### TASK STATEMENT
Each record should be reproduced exactly.

####################

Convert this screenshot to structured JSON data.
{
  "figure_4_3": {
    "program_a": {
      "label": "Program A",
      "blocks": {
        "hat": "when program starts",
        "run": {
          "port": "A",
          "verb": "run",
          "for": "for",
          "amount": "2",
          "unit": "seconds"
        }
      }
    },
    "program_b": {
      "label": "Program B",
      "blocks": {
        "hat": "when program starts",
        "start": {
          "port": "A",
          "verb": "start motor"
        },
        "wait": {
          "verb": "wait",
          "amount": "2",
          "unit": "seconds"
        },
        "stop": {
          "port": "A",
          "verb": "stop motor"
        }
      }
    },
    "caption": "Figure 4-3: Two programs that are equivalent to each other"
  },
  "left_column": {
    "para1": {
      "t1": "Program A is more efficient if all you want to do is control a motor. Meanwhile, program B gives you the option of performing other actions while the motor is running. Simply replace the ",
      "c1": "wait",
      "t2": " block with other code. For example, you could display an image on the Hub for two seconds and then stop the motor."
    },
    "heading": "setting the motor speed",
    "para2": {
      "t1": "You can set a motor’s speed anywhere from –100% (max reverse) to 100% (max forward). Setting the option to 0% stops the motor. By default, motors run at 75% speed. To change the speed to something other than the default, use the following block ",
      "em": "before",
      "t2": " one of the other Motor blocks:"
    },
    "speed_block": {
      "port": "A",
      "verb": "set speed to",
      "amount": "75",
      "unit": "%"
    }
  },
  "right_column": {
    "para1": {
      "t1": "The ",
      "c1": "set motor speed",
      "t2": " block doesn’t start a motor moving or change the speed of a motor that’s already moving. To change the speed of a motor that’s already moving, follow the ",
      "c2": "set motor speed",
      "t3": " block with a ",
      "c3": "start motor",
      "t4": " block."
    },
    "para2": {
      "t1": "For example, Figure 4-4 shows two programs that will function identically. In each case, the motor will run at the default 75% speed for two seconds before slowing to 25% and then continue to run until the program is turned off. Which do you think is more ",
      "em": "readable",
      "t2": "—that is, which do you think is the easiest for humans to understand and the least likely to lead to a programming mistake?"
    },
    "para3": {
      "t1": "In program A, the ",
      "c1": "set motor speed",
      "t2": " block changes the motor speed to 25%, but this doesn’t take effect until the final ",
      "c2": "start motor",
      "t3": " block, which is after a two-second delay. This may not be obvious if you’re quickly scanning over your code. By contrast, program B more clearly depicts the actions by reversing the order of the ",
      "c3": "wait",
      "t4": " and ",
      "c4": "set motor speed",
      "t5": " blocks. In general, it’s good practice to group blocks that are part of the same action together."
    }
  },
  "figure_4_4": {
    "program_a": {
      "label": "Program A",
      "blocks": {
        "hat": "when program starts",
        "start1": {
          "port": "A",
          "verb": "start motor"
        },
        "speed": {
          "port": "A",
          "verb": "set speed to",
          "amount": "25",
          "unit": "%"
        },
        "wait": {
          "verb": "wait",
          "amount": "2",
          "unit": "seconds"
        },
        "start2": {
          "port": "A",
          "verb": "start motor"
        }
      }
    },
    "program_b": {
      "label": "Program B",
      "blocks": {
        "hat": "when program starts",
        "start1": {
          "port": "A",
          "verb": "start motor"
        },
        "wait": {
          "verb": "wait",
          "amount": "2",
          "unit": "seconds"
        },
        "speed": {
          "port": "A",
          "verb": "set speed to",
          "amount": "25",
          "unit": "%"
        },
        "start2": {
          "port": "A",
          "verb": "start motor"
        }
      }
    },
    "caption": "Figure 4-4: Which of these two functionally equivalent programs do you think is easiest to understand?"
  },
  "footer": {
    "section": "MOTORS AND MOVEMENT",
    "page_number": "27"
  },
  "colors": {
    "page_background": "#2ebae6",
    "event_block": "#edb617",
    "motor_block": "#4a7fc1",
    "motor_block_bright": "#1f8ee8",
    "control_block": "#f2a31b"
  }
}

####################

### TASK ANSWER
Convert this screenshot to structured JSON data.
{
  "figure_4_3": {
    "program_a": {
      "label": "Program A",
      "blocks": {
        "hat": "when program starts",
        "run": {
          "port": "A",
          "verb": "run",
          "for": "for",
          "amount": "2",
          "unit": "seconds"
        }
      }
    },
    "program_b": {
      "label": "Program B",
      "blocks": {
        "hat": "when program starts",
        "start": {
          "port": "A",
          "verb": "start motor"
        },
        "wait": {
          "verb": "wait",
          "amount": "2",
          "unit": "seconds"
        },
        "stop": {
          "port": "A",
          "verb": "stop motor"
        }
      }
    },
    "caption": "Figure 4-3: Two programs that are equivalent to each other"
  },
  "left_column": {
    "para1": {
      "t1": "Program A is more efficient if all you want to do is control a motor. Meanwhile, program B gives you the option of performing other actions while the motor is running. Simply replace the ",
      "c1": "wait",
      "t2": " block with other code. For example, you could display an image on the Hub for two seconds and then stop the motor."
    },
    "heading": "setting the motor speed",
    "para2": {
      "t1": "You can set a motor’s speed anywhere from –100% (max reverse) to 100% (max forward). Setting the option to 0% stops the motor. By default, motors run at 75% speed. To change the speed to something other than the default, use the following block ",
      "em": "before",
      "t2": " one of the other Motor blocks:"
    },
    "speed_block": {
      "port": "A",
      "verb": "set speed to",
      "amount": "75",
      "unit": "%"
    }
  },
  "right_column": {
    "para1": {
      "t1": "The ",
      "c1": "set motor speed",
      "t2": " block doesn’t start a motor moving or change the speed of a motor that’s already moving. To change the speed of a motor that’s already moving, follow the ",
      "c2": "set motor speed",
      "t3": " block with a ",
      "c3": "start motor",
      "t4": " block."
    },
    "para2": {
      "t1": "For example, Figure 4-4 shows two programs that will function identically. In each case, the motor will run at the default 75% speed for two seconds before slowing to 25% and then continue to run until the program is turned off. Which do you think is more ",
      "em": "readable",
      "t2": "—that is, which do you think is the easiest for humans to understand and the least likely to lead to a programming mistake?"
    },
    "para3": {
      "t1": "In program A, the ",
      "c1": "set motor speed",
      "t2": " block changes the motor speed to 25%, but this doesn’t take effect until the final ",
      "c2": "start motor",
      "t3": " block, which is after a two-second delay. This may not be obvious if you’re quickly scanning over your code. By contrast, program B more clearly depicts the actions by reversing the order of the ",
      "c3": "wait",
      "t4": " and ",
      "c4": "set motor speed",
      "t5": " blocks. In general, it’s good practice to group blocks that are part of the same action together."
    }
  },
  "figure_4_4": {
    "program_a": {
      "label": "Program A",
      "blocks": {
        "hat": "when program starts",
        "start1": {
          "port": "A",
          "verb": "start motor"
        },
        "speed": {
          "port": "A",
          "verb": "set speed to",
          "amount": "25",
          "unit": "%"
        },
        "wait": {
          "verb": "wait",
          "amount": "2",
          "unit": "seconds"
        },
        "start2": {
          "port": "A",
          "verb": "start motor"
        }
      }
    },
    "program_b": {
      "label": "Program B",
      "blocks": {
        "hat": "when program starts",
        "start1": {
          "port": "A",
          "verb": "start motor"
        },
        "wait": {
          "verb": "wait",
          "amount": "2",
          "unit": "seconds"
        },
        "speed": {
          "port": "A",
          "verb": "set speed to",
          "amount": "25",
          "unit": "%"
        },
        "start2": {
          "port": "A",
          "verb": "start motor"
        }
      }
    },
    "caption": "Figure 4-4: Which of these two functionally equivalent programs do you think is easiest to understand?"
  },
  "footer": {
    "section": "MOTORS AND MOVEMENT",
    "page_number": "27"
  },
  "colors": {
    "page_background": "#2ebae6",
    "event_block": "#edb617",
    "motor_block": "#4a7fc1",
    "motor_block_bright": "#1f8ee8",
    "control_block": "#f2a31b"
  }
}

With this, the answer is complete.